This last December, the Federal Communications Commission voted to repeal net neutrality rules, a move which gave ISPs the ability to slow down or block access to websites and charge extra fees for priority access to consumers. On February 22, this administrative action was made official when it was published in the Federal Register.
Supporters and Opponents
Supporters of net neutrality take the position that these new rules could be bad for consumers by hindering free speech, reducing competition on the Internet and by disadvantaging Internet startups. These supporters state that the new rules also offer little potential gain for consumers.
Opponents of net neutrality take the position that consumer outrage will prevent ISPs from engaging in discriminatory practices. Opponents of net neutrality also state that the benefits to consumers could be significant.
In politics, the divide is great. Republican lawmakers largely oppose net neutrality, while democratic lawmakers largely support it.
What This Means for You
With the FCC rules newly published in the Federal Register, Senate lawmakers who oppose the new FCC rules have 60 legislative days to find support for a resolution that would block the repeal under the Congressional Review Act. The resolution would need support in the House and support from the president.

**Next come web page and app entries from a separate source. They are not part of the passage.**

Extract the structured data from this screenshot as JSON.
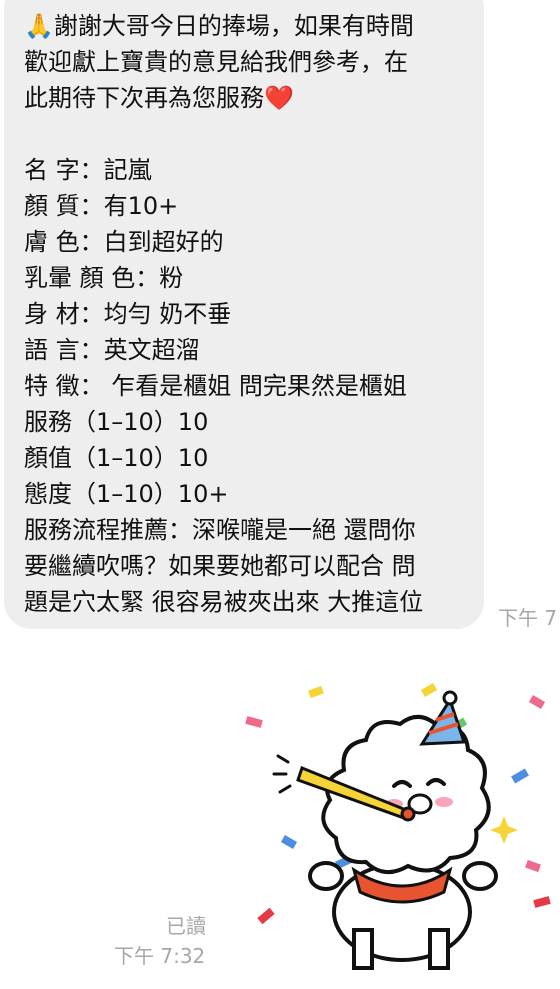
{
  "message": {
    "lines": [
      "🙏謝謝大哥今日的捧場，如果有時間",
      "歡迎獻上寶貴的意見給我們參考，在",
      "此期待下次再為您服務",
      "",
      "名 字：記嵐",
      "顏 質：有10+",
      "膚 色：白到超好的",
      "乳暈 顏 色：粉",
      "身 材：均勻 奶不垂",
      "語 言：英文超溜",
      "特 徵： 乍看是櫃姐 問完果然是櫃姐",
      "服務（1–10）10",
      "顏值（1–10）10",
      "態度（1–10）10+",
      "服務流程推薦：深喉嚨是一絕 還問你",
      "要繼續吹嗎？如果要她都可以配合 問",
      "題是穴太緊 很容易被夾出來 大推這位"
    ],
    "heart_emoji": "❤️",
    "time": "下午 7"
  },
  "sticker": {
    "icon": "party-bear-sticker-icon",
    "read_label": "已讀",
    "time": "下午 7:32"
  }
}
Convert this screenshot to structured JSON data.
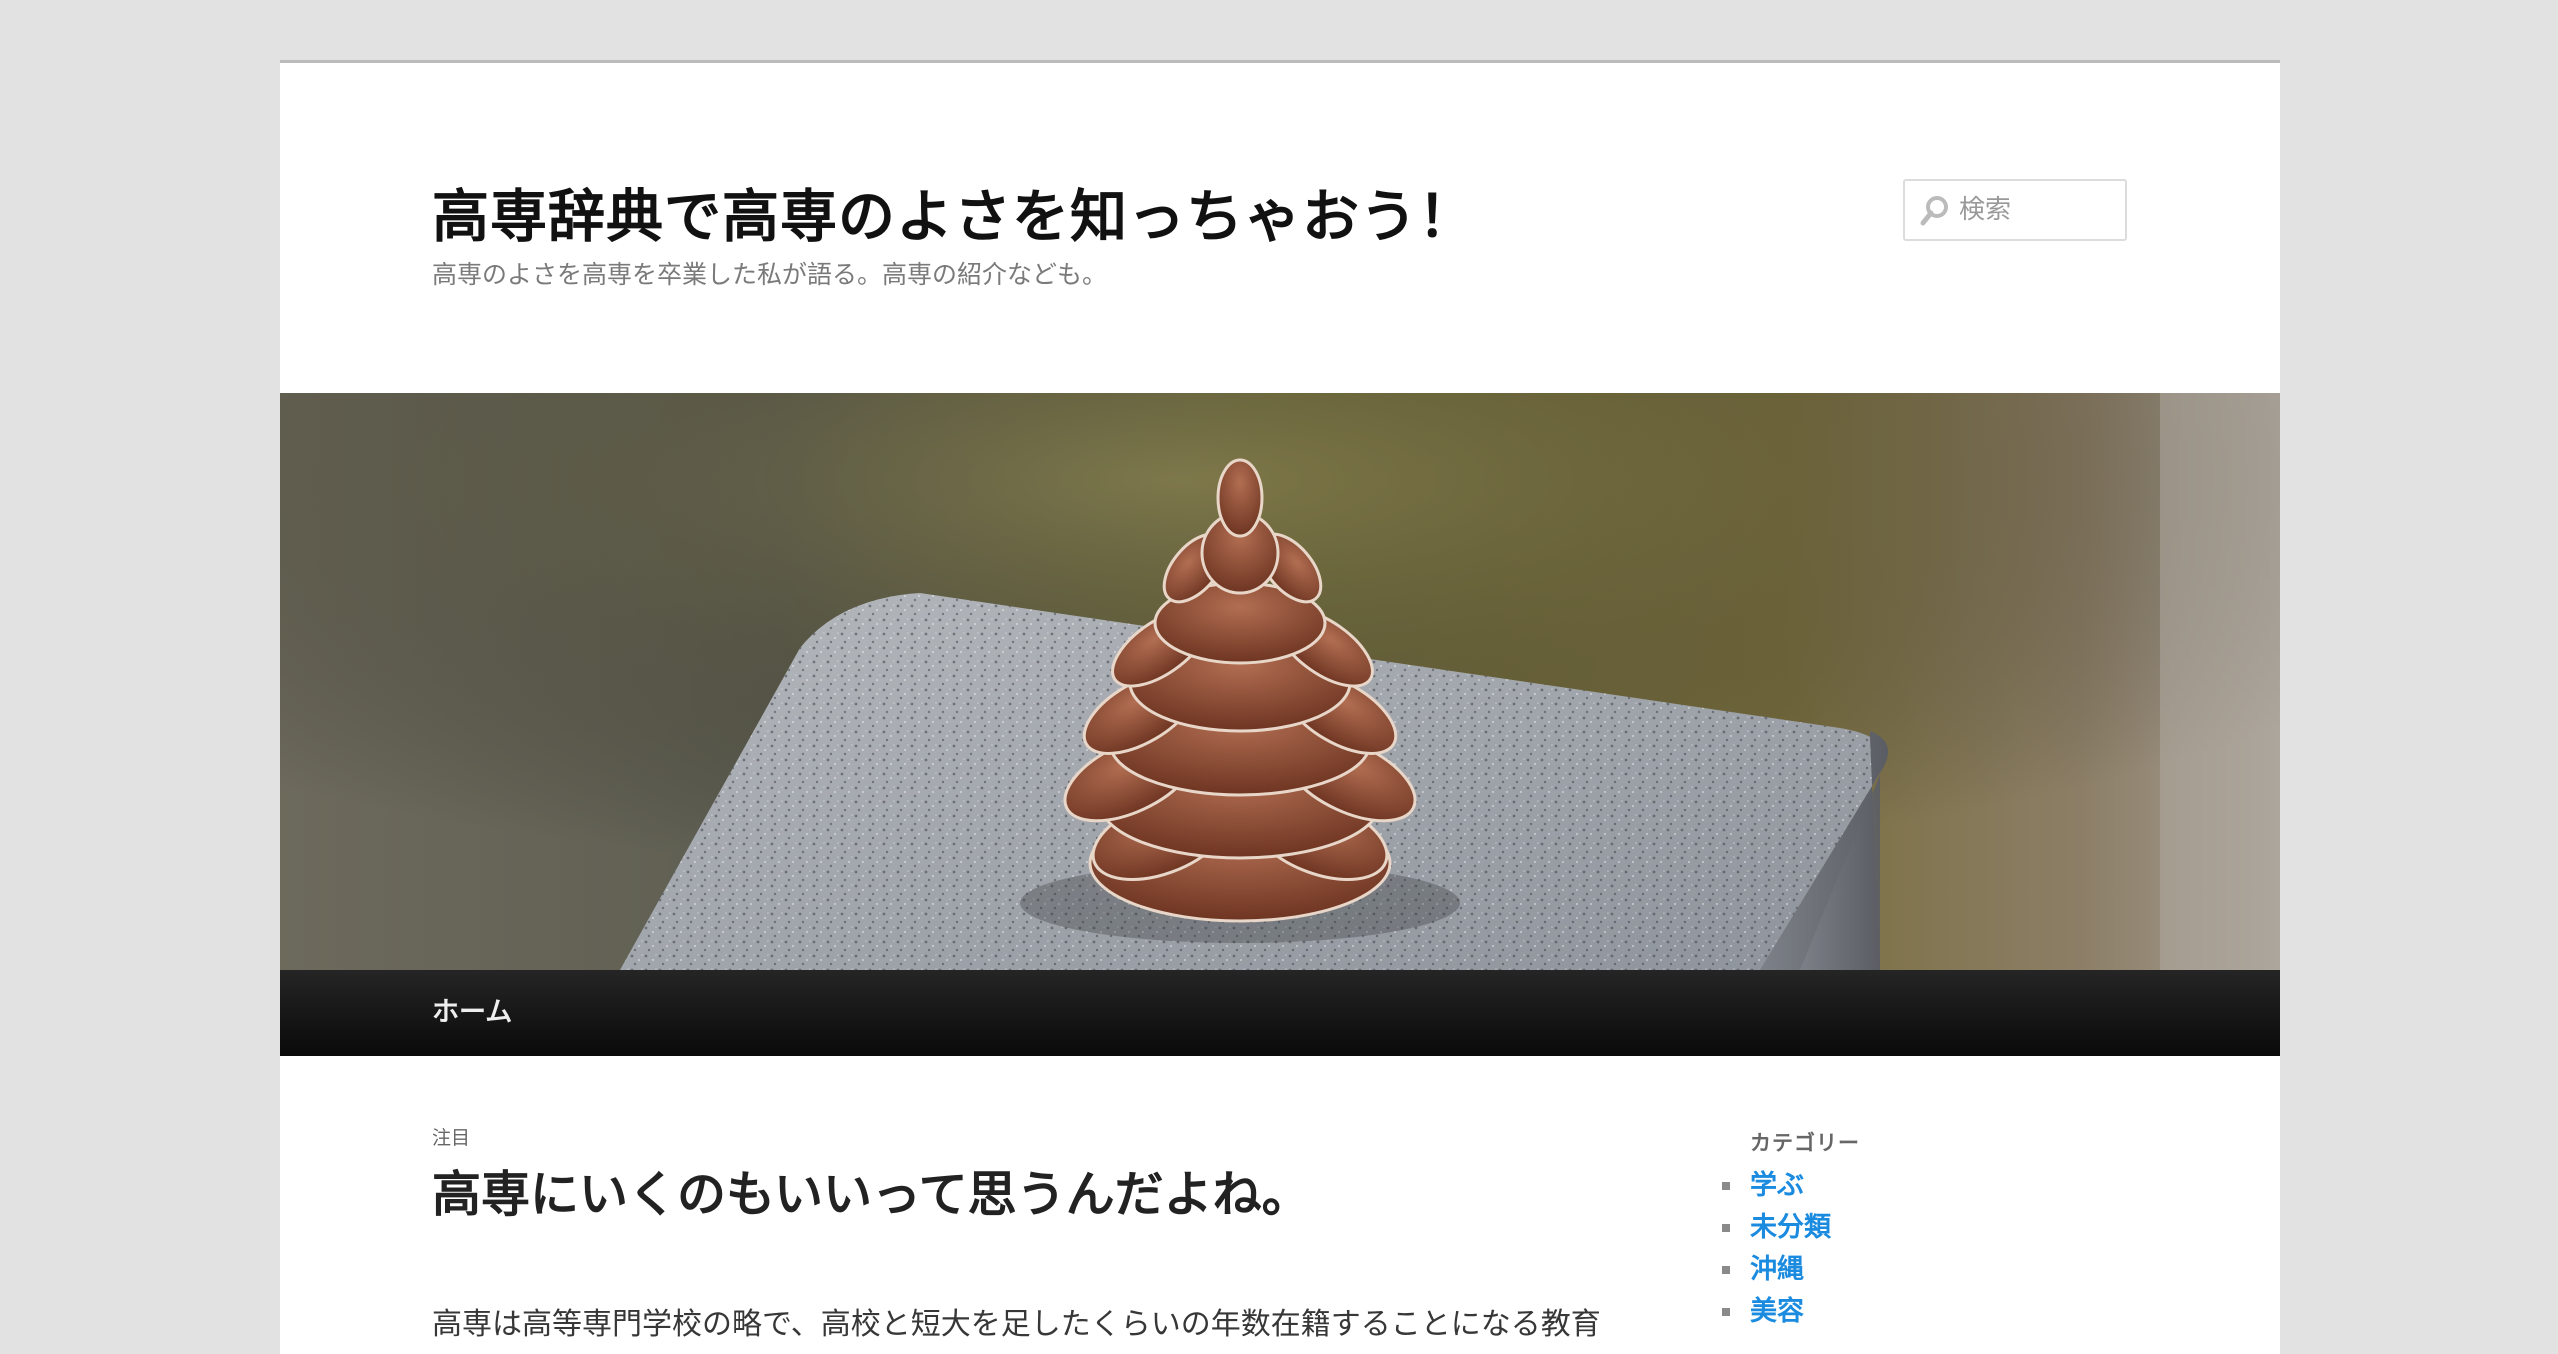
{
  "site": {
    "title": "高専辞典で高専のよさを知っちゃおう！",
    "description": "高専のよさを高専を卒業した私が語る。高専の紹介なども。"
  },
  "search": {
    "placeholder": "検索",
    "icon": "search-icon"
  },
  "header_image": {
    "subject": "pine-cone-on-granite"
  },
  "nav": {
    "items": [
      {
        "label": "ホーム"
      }
    ]
  },
  "featured_post": {
    "label": "注目",
    "title": "高専にいくのもいいって思うんだよね。",
    "excerpt": "高専は高等専門学校の略で、高校と短大を足したくらいの年数在籍することになる教育機関"
  },
  "sidebar": {
    "categories_title": "カテゴリー",
    "categories": [
      {
        "label": "学ぶ"
      },
      {
        "label": "未分類"
      },
      {
        "label": "沖縄"
      },
      {
        "label": "美容"
      }
    ]
  },
  "colors": {
    "link": "#1b8be0",
    "nav_bg": "#111111",
    "page_bg": "#e2e2e2"
  }
}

At the same time, organizations that intend to challenge the FCC in court are filing lawsuits. Many lawsuits will be filed within 10 days of the publication of the rules by the FCC. Lawsuits filed within the 10-day window will all be considered as filing simultaneously. To determine which federal appeals court will hear which lawsuit, a lottery will be drawn. No one knows where the lawsuits will go from here.
At this time, it’s unclear how the new net neutrality rules will impact customers. It’s too early for rules to affect ISP business practices. Some consumers believe that the new rules could encourage ISP companies to bundle access to Internet sites. Consumers may pay to access sites they want without having access to other sites.
Another concern that consumers have is that broadband companies will create a “fast” and “slow” lane that requires businesses to pay more money to ensure high-speed access to their content. It is impossible to know at this point where the real changes will take place and who will be most affected by them, because the FCC’s ruling is still too new.
A Statement from PS LIGHTWAVE
PS LIGHTWAVE will not be charging content providers, will not prioritize traffic from one site over the other and will not delay download speeds from any provider. This would impact customer access to sites, and would thus go against our customer-focused business practices. PS LIGHTWAVE is committed to providing a quality service for customers at affordable prices. For more information about how PS LIGHTWAVE will be handling the net neutrality rules, contact us.